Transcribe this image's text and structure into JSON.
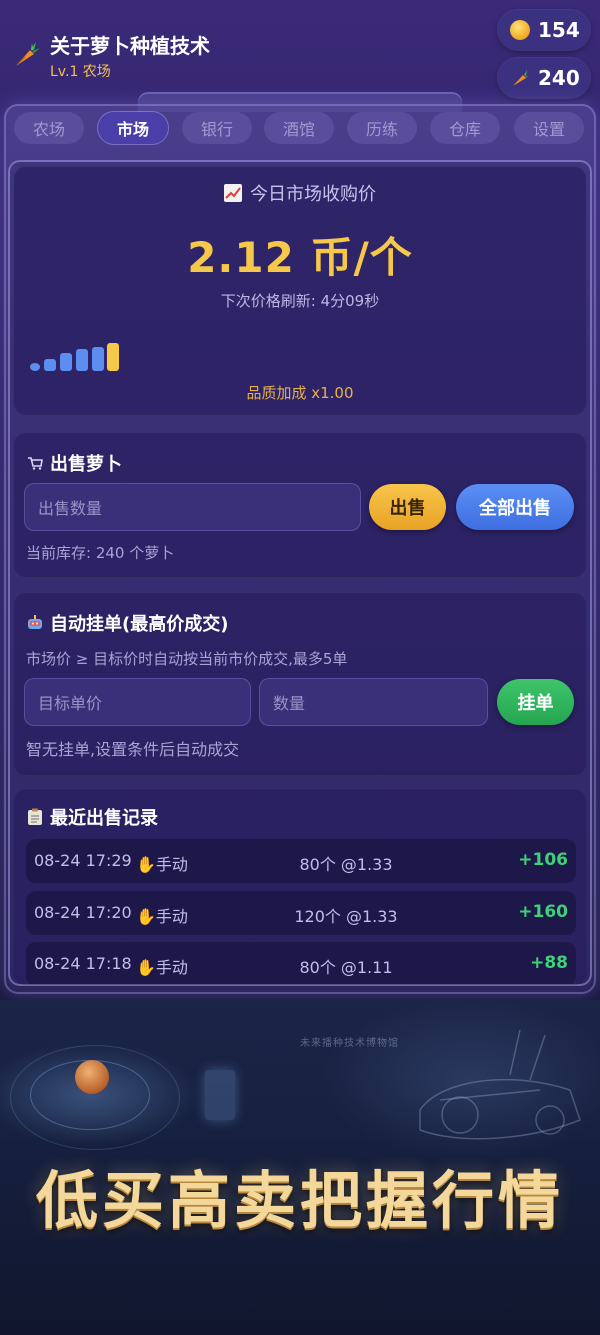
{
  "header": {
    "title": "关于萝卜种植技术",
    "subtitle": "Lv.1 农场",
    "coins": "154",
    "carrots": "240"
  },
  "tabs": [
    {
      "label": "农场",
      "active": false
    },
    {
      "label": "市场",
      "active": true
    },
    {
      "label": "银行",
      "active": false
    },
    {
      "label": "酒馆",
      "active": false
    },
    {
      "label": "历练",
      "active": false
    },
    {
      "label": "仓库",
      "active": false
    },
    {
      "label": "设置",
      "active": false
    }
  ],
  "price": {
    "heading": "今日市场收购价",
    "value": "2.12 币/个",
    "refresh": "下次价格刷新: 4分09秒",
    "quality": "品质加成 x1.00"
  },
  "sell": {
    "title": "出售萝卜",
    "placeholder": "出售数量",
    "sell_label": "出售",
    "sell_all_label": "全部出售",
    "stock": "当前库存: 240 个萝卜"
  },
  "auto": {
    "title": "自动挂单(最高价成交)",
    "desc": "市场价 ≥ 目标价时自动按当前市价成交,最多5单",
    "price_placeholder": "目标单价",
    "qty_placeholder": "数量",
    "order_label": "挂单",
    "empty": "智无挂单,设置条件后自动成交"
  },
  "records": {
    "title": "最近出售记录",
    "items": [
      {
        "time": "08-24 17:29",
        "mode": "手动",
        "qty": "80个 @1.33",
        "gain": "+106"
      },
      {
        "time": "08-24 17:20",
        "mode": "手动",
        "qty": "120个 @1.33",
        "gain": "+160"
      },
      {
        "time": "08-24 17:18",
        "mode": "手动",
        "qty": "80个 @1.11",
        "gain": "+88"
      }
    ]
  },
  "banner": {
    "slogan": "低买高卖把握行情",
    "faint": "未来播种技术博物馆"
  },
  "colors": {
    "accent_gold": "#f5c84a",
    "sell_blue": "#3e6ee0",
    "order_green": "#24a650",
    "gain_green": "#3ed278"
  }
}
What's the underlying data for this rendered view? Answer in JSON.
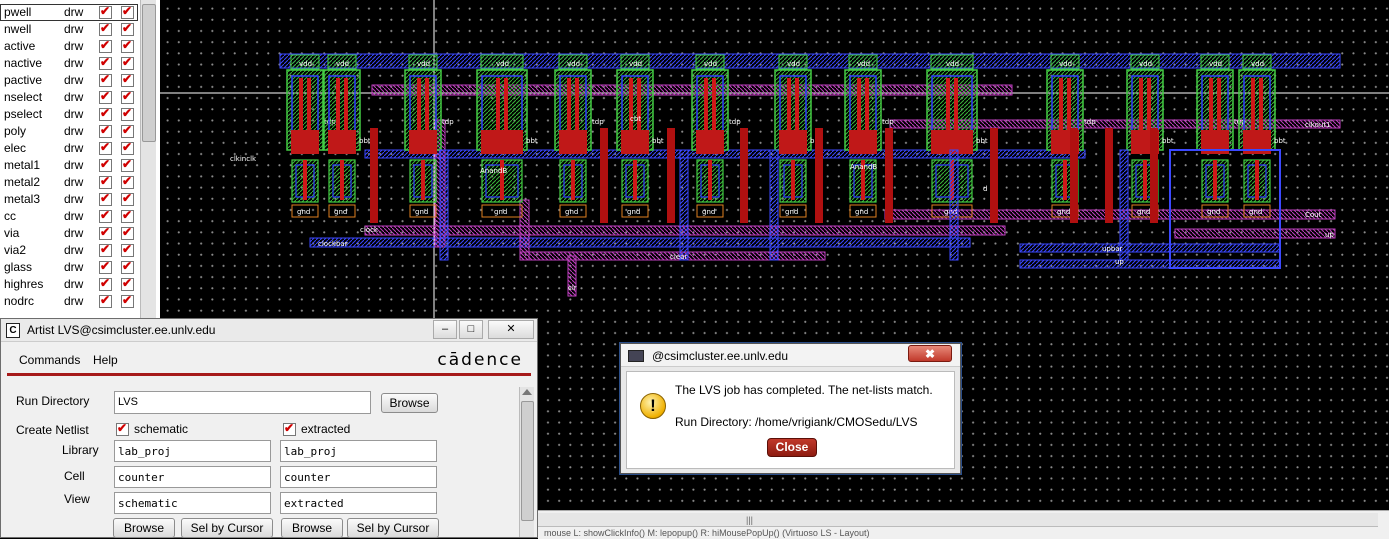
{
  "layer_palette": {
    "layers": [
      {
        "name": "pwell",
        "purpose": "drw",
        "selected": true
      },
      {
        "name": "nwell",
        "purpose": "drw"
      },
      {
        "name": "active",
        "purpose": "drw"
      },
      {
        "name": "nactive",
        "purpose": "drw"
      },
      {
        "name": "pactive",
        "purpose": "drw"
      },
      {
        "name": "nselect",
        "purpose": "drw"
      },
      {
        "name": "pselect",
        "purpose": "drw"
      },
      {
        "name": "poly",
        "purpose": "drw"
      },
      {
        "name": "elec",
        "purpose": "drw"
      },
      {
        "name": "metal1",
        "purpose": "drw"
      },
      {
        "name": "metal2",
        "purpose": "drw"
      },
      {
        "name": "metal3",
        "purpose": "drw"
      },
      {
        "name": "cc",
        "purpose": "drw"
      },
      {
        "name": "via",
        "purpose": "drw"
      },
      {
        "name": "via2",
        "purpose": "drw"
      },
      {
        "name": "glass",
        "purpose": "drw"
      },
      {
        "name": "highres",
        "purpose": "drw"
      },
      {
        "name": "nodrc",
        "purpose": "drw"
      }
    ],
    "check_color": "#d00000"
  },
  "layout": {
    "labels": {
      "vdd": "vdd",
      "gnd": "gnd",
      "clkinclk": "clkinclk",
      "clock": "clock",
      "clockbar": "clockbar",
      "clear": "clear",
      "clr": "clr",
      "anand": "AnandB",
      "clkout1": "clkout1",
      "cout": "Cout",
      "up": "up",
      "upbar": "upbar",
      "tdp": "tdp",
      "bbt": "bbt",
      "cbt": "cbt",
      "d": "d"
    },
    "colors": {
      "background": "#000000",
      "dots": "#8a8a8a",
      "metal1": "#2e3cff",
      "metal2": "#c040c0",
      "poly": "#d01818",
      "active": "#2fae2f",
      "select": "#44cc44"
    }
  },
  "lvs_window": {
    "title": "Artist LVS@csimcluster.ee.unlv.edu",
    "icon": "C",
    "minimize_icon": "‒",
    "maximize_icon": "□",
    "close_icon": "✕",
    "menu": {
      "commands": "Commands",
      "help": "Help"
    },
    "logo": "cādence",
    "run_directory": {
      "label": "Run Directory",
      "value": "LVS",
      "browse": "Browse"
    },
    "create_netlist": {
      "label": "Create Netlist",
      "schematic": "schematic",
      "extracted": "extracted",
      "schematic_checked": true,
      "extracted_checked": true
    },
    "library": {
      "label": "Library",
      "schematic": "lab_proj",
      "extracted": "lab_proj"
    },
    "cell": {
      "label": "Cell",
      "schematic": "counter",
      "extracted": "counter"
    },
    "view": {
      "label": "View",
      "schematic": "schematic",
      "extracted": "extracted"
    },
    "buttons": {
      "browse": "Browse",
      "sel_by_cursor": "Sel by Cursor"
    }
  },
  "dialog": {
    "title": "@csimcluster.ee.unlv.edu",
    "close_x": "✖",
    "message": "The LVS job has completed. The net-lists match.",
    "run_dir": "Run Directory: /home/vrigiank/CMOSedu/LVS",
    "close": "Close",
    "warn_glyph": "!"
  },
  "statusbar": {
    "grip": "|||",
    "text": "mouse L: showClickInfo()    M: lepopup()    R: hiMousePopUp()         (Virtuoso LS - Layout)"
  }
}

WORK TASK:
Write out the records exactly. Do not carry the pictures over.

FINAL ANSWER:
Transcribe this image's text and structure into JSON.
{
  "header": {
    "title": "关于萝卜种植技术",
    "subtitle": "Lv.1 农场",
    "coins": "154",
    "carrots": "240"
  },
  "tabs": [
    {
      "label": "农场",
      "active": false
    },
    {
      "label": "市场",
      "active": true
    },
    {
      "label": "银行",
      "active": false
    },
    {
      "label": "酒馆",
      "active": false
    },
    {
      "label": "历练",
      "active": false
    },
    {
      "label": "仓库",
      "active": false
    },
    {
      "label": "设置",
      "active": false
    }
  ],
  "price": {
    "heading": "今日市场收购价",
    "value": "2.12 币/个",
    "refresh": "下次价格刷新: 4分09秒",
    "quality": "品质加成 x1.00"
  },
  "sell": {
    "title": "出售萝卜",
    "placeholder": "出售数量",
    "sell_label": "出售",
    "sell_all_label": "全部出售",
    "stock": "当前库存: 240 个萝卜"
  },
  "auto": {
    "title": "自动挂单(最高价成交)",
    "desc": "市场价 ≥ 目标价时自动按当前市价成交,最多5单",
    "price_placeholder": "目标单价",
    "qty_placeholder": "数量",
    "order_label": "挂单",
    "empty": "智无挂单,设置条件后自动成交"
  },
  "records": {
    "title": "最近出售记录",
    "items": [
      {
        "time": "08-24 17:29",
        "mode": "手动",
        "qty": "80个 @1.33",
        "gain": "+106"
      },
      {
        "time": "08-24 17:20",
        "mode": "手动",
        "qty": "120个 @1.33",
        "gain": "+160"
      },
      {
        "time": "08-24 17:18",
        "mode": "手动",
        "qty": "80个 @1.11",
        "gain": "+88"
      }
    ]
  },
  "banner": {
    "slogan": "低买高卖把握行情",
    "faint": "未来播种技术博物馆"
  },
  "colors": {
    "accent_gold": "#f5c84a",
    "sell_blue": "#3e6ee0",
    "order_green": "#24a650",
    "gain_green": "#3ed278"
  }
}
What's the underlying data for this rendered view? Answer in JSON.
{
  "layer_palette": {
    "layers": [
      {
        "name": "pwell",
        "purpose": "drw",
        "selected": true
      },
      {
        "name": "nwell",
        "purpose": "drw"
      },
      {
        "name": "active",
        "purpose": "drw"
      },
      {
        "name": "nactive",
        "purpose": "drw"
      },
      {
        "name": "pactive",
        "purpose": "drw"
      },
      {
        "name": "nselect",
        "purpose": "drw"
      },
      {
        "name": "pselect",
        "purpose": "drw"
      },
      {
        "name": "poly",
        "purpose": "drw"
      },
      {
        "name": "elec",
        "purpose": "drw"
      },
      {
        "name": "metal1",
        "purpose": "drw"
      },
      {
        "name": "metal2",
        "purpose": "drw"
      },
      {
        "name": "metal3",
        "purpose": "drw"
      },
      {
        "name": "cc",
        "purpose": "drw"
      },
      {
        "name": "via",
        "purpose": "drw"
      },
      {
        "name": "via2",
        "purpose": "drw"
      },
      {
        "name": "glass",
        "purpose": "drw"
      },
      {
        "name": "highres",
        "purpose": "drw"
      },
      {
        "name": "nodrc",
        "purpose": "drw"
      }
    ],
    "check_color": "#d00000"
  },
  "layout": {
    "labels": {
      "vdd": "vdd",
      "gnd": "gnd",
      "clkinclk": "clkinclk",
      "clock": "clock",
      "clockbar": "clockbar",
      "clear": "clear",
      "clr": "clr",
      "anand": "AnandB",
      "clkout1": "clkout1",
      "cout": "Cout",
      "up": "up",
      "upbar": "upbar",
      "tdp": "tdp",
      "bbt": "bbt",
      "cbt": "cbt",
      "d": "d"
    },
    "colors": {
      "background": "#000000",
      "dots": "#8a8a8a",
      "metal1": "#2e3cff",
      "metal2": "#c040c0",
      "poly": "#d01818",
      "active": "#2fae2f",
      "select": "#44cc44"
    }
  },
  "lvs_window": {
    "title": "Artist LVS@csimcluster.ee.unlv.edu",
    "icon": "C",
    "minimize_icon": "‒",
    "maximize_icon": "□",
    "close_icon": "✕",
    "menu": {
      "commands": "Commands",
      "help": "Help"
    },
    "logo": "cādence",
    "run_directory": {
      "label": "Run Directory",
      "value": "LVS",
      "browse": "Browse"
    },
    "create_netlist": {
      "label": "Create Netlist",
      "schematic": "schematic",
      "extracted": "extracted",
      "schematic_checked": true,
      "extracted_checked": true
    },
    "library": {
      "label": "Library",
      "schematic": "lab_proj",
      "extracted": "lab_proj"
    },
    "cell": {
      "label": "Cell",
      "schematic": "counter",
      "extracted": "counter"
    },
    "view": {
      "label": "View",
      "schematic": "schematic",
      "extracted": "extracted"
    },
    "buttons": {
      "browse": "Browse",
      "sel_by_cursor": "Sel by Cursor"
    }
  },
  "dialog": {
    "title": "@csimcluster.ee.unlv.edu",
    "close_x": "✖",
    "message": "The LVS job has completed. The net-lists match.",
    "run_dir": "Run Directory: /home/vrigiank/CMOSedu/LVS",
    "close": "Close",
    "warn_glyph": "!"
  },
  "statusbar": {
    "grip": "|||",
    "text": "mouse L: showClickInfo()    M: lepopup()    R: hiMousePopUp()         (Virtuoso LS - Layout)"
  }
}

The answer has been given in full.